*** Block opens ***

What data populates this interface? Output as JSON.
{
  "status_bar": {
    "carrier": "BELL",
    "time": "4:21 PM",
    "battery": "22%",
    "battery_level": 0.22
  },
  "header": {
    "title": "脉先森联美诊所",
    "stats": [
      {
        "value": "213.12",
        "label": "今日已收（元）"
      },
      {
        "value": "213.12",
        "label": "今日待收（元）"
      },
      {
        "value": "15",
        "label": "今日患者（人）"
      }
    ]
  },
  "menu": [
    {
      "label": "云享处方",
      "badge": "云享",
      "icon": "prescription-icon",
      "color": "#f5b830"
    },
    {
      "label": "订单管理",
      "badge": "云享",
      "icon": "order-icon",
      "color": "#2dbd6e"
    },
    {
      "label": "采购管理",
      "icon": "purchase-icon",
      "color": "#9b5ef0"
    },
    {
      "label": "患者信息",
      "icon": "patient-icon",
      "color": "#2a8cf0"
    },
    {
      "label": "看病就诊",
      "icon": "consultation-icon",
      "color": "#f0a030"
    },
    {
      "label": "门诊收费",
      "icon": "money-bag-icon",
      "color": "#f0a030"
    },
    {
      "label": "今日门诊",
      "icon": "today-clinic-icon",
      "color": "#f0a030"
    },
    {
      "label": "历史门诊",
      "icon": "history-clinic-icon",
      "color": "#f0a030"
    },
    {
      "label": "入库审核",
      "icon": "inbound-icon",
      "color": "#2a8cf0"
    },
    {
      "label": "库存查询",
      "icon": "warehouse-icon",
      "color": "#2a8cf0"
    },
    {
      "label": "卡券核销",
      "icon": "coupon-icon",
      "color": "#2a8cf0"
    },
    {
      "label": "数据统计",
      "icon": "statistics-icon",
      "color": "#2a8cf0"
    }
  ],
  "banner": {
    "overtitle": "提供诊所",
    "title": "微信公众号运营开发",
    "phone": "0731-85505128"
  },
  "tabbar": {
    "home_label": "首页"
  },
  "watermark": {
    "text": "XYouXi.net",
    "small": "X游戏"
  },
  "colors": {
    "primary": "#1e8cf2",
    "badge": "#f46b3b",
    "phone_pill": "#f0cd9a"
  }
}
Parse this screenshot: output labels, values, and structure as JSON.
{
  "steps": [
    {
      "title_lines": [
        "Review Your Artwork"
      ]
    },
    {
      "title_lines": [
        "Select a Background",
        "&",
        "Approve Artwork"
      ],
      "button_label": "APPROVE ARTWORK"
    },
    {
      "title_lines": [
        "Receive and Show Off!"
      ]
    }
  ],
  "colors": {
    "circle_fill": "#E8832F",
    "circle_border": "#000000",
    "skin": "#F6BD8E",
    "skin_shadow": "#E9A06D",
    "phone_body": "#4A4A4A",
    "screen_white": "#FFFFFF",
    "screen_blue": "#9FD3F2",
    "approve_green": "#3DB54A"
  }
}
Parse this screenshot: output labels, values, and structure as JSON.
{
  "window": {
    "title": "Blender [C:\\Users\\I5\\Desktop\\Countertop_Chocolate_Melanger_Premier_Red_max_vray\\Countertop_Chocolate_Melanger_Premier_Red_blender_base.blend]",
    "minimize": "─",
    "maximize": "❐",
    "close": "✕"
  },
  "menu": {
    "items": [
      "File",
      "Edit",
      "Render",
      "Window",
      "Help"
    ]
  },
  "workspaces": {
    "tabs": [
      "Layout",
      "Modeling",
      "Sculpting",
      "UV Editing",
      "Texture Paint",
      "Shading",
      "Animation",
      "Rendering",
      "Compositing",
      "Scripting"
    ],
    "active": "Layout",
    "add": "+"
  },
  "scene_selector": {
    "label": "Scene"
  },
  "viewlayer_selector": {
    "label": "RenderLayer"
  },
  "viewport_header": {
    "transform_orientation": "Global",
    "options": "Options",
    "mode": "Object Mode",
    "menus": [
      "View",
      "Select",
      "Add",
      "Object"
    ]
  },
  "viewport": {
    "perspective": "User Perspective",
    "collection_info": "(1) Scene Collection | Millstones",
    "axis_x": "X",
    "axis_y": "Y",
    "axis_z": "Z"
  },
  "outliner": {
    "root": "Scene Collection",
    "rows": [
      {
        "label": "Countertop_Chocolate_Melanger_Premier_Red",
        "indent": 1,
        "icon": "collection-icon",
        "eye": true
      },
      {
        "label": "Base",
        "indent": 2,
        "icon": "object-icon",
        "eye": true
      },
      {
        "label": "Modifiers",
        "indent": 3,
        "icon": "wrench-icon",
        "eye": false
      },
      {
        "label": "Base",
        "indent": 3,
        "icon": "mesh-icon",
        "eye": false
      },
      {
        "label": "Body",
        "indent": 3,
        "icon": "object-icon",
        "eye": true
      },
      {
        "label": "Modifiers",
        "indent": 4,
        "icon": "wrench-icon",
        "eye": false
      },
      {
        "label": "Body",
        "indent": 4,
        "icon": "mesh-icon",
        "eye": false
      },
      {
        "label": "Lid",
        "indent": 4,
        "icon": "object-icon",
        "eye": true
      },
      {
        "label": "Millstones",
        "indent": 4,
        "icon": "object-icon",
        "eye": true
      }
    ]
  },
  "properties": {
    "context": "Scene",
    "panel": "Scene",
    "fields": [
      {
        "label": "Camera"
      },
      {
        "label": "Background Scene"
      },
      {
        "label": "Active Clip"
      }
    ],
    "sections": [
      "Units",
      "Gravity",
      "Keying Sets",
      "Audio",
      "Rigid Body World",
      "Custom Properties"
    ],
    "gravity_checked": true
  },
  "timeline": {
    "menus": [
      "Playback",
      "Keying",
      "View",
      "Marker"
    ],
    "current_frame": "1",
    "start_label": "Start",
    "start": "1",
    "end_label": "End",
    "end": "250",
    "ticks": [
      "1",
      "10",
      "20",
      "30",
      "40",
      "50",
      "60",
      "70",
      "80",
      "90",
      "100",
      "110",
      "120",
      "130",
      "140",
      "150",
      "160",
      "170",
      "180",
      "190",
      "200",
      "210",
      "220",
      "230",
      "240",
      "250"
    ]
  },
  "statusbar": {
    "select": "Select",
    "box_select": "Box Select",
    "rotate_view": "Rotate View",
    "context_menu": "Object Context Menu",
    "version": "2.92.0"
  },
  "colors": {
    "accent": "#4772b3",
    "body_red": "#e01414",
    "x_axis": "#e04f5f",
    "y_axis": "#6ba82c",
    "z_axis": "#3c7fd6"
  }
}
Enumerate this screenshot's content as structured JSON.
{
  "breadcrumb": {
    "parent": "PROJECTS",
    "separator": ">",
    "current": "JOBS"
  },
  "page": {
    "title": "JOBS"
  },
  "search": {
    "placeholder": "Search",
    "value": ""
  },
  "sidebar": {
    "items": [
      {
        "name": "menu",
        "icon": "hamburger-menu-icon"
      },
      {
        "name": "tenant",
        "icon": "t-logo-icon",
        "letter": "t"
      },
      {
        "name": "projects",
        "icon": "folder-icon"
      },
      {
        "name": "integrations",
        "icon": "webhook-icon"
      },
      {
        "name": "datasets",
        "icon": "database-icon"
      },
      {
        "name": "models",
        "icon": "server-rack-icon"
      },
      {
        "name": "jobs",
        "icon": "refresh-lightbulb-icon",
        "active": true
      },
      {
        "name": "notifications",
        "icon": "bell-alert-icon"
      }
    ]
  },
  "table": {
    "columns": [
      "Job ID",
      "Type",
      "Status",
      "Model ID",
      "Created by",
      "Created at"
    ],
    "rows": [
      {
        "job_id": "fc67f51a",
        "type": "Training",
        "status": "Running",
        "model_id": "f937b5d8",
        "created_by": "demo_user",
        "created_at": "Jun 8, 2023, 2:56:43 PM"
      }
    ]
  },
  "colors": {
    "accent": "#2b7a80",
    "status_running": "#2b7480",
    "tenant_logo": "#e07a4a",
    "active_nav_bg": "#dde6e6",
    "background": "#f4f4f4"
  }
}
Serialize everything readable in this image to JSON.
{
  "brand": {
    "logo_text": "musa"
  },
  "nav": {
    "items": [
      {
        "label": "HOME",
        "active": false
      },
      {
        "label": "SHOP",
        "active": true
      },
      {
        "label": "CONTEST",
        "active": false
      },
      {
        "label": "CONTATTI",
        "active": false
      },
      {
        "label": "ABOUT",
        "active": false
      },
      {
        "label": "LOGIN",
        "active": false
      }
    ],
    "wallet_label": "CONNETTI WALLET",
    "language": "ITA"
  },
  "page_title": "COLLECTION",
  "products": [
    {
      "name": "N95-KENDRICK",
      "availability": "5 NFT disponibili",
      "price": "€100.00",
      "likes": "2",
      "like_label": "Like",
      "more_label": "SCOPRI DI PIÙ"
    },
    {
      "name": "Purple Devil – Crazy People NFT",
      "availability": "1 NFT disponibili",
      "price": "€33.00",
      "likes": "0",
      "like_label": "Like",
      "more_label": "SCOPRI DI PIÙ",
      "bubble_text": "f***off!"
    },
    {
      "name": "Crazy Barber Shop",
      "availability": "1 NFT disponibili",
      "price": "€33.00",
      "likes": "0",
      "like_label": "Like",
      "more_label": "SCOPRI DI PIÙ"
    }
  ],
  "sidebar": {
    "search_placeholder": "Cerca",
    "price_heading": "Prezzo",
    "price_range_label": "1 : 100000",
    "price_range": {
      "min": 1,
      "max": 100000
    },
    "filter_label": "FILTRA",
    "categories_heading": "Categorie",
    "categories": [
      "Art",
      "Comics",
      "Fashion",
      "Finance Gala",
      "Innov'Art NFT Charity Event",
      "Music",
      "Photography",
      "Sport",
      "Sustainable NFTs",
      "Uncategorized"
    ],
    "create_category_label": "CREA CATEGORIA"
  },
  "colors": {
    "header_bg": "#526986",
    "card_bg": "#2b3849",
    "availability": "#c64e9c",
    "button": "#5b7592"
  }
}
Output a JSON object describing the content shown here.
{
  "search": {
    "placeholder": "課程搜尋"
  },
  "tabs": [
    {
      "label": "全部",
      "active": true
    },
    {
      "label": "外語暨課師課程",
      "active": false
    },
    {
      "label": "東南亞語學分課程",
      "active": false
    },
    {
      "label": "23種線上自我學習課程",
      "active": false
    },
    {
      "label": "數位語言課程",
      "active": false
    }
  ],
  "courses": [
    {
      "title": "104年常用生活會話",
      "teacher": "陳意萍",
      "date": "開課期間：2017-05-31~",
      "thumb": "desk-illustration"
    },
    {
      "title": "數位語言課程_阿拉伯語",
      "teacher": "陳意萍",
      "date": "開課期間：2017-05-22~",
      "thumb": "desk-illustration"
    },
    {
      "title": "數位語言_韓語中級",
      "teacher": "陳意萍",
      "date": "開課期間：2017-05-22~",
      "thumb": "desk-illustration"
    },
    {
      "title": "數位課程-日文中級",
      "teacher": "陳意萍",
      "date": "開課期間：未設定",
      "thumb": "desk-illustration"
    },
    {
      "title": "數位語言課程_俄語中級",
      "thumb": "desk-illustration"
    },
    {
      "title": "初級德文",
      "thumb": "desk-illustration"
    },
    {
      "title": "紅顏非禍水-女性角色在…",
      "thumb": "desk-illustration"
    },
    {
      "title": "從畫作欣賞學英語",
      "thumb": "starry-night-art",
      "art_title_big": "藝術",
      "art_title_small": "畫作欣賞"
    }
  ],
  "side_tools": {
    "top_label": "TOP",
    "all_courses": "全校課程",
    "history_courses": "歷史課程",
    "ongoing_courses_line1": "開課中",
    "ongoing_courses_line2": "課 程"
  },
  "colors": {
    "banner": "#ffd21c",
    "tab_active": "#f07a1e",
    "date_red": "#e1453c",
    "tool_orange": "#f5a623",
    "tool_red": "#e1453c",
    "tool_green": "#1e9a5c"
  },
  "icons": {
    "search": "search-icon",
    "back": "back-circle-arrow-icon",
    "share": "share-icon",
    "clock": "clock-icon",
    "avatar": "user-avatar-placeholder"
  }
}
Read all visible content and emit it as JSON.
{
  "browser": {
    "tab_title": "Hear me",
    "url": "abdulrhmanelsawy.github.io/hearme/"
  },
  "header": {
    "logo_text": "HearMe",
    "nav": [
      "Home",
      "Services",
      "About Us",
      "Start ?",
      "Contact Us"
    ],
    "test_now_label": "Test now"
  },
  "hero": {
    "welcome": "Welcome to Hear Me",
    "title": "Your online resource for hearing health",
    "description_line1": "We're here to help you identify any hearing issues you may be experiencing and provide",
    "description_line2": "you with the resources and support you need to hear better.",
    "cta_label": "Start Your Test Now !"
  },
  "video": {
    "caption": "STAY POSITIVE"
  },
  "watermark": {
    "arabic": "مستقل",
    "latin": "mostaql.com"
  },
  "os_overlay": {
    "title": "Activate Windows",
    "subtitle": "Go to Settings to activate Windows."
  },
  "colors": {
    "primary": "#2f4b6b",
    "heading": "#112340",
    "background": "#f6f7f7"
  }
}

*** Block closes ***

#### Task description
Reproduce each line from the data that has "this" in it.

#### Solution to the exercise
What data populates this interface? Output as JSON.
Parse this screenshot: output labels, values, and structure as JSON.
Parse this screenshot: output labels, values, and structure as JSON.
Enumerate this screenshot's content as structured JSON.
Serialize everything readable in this image to JSON.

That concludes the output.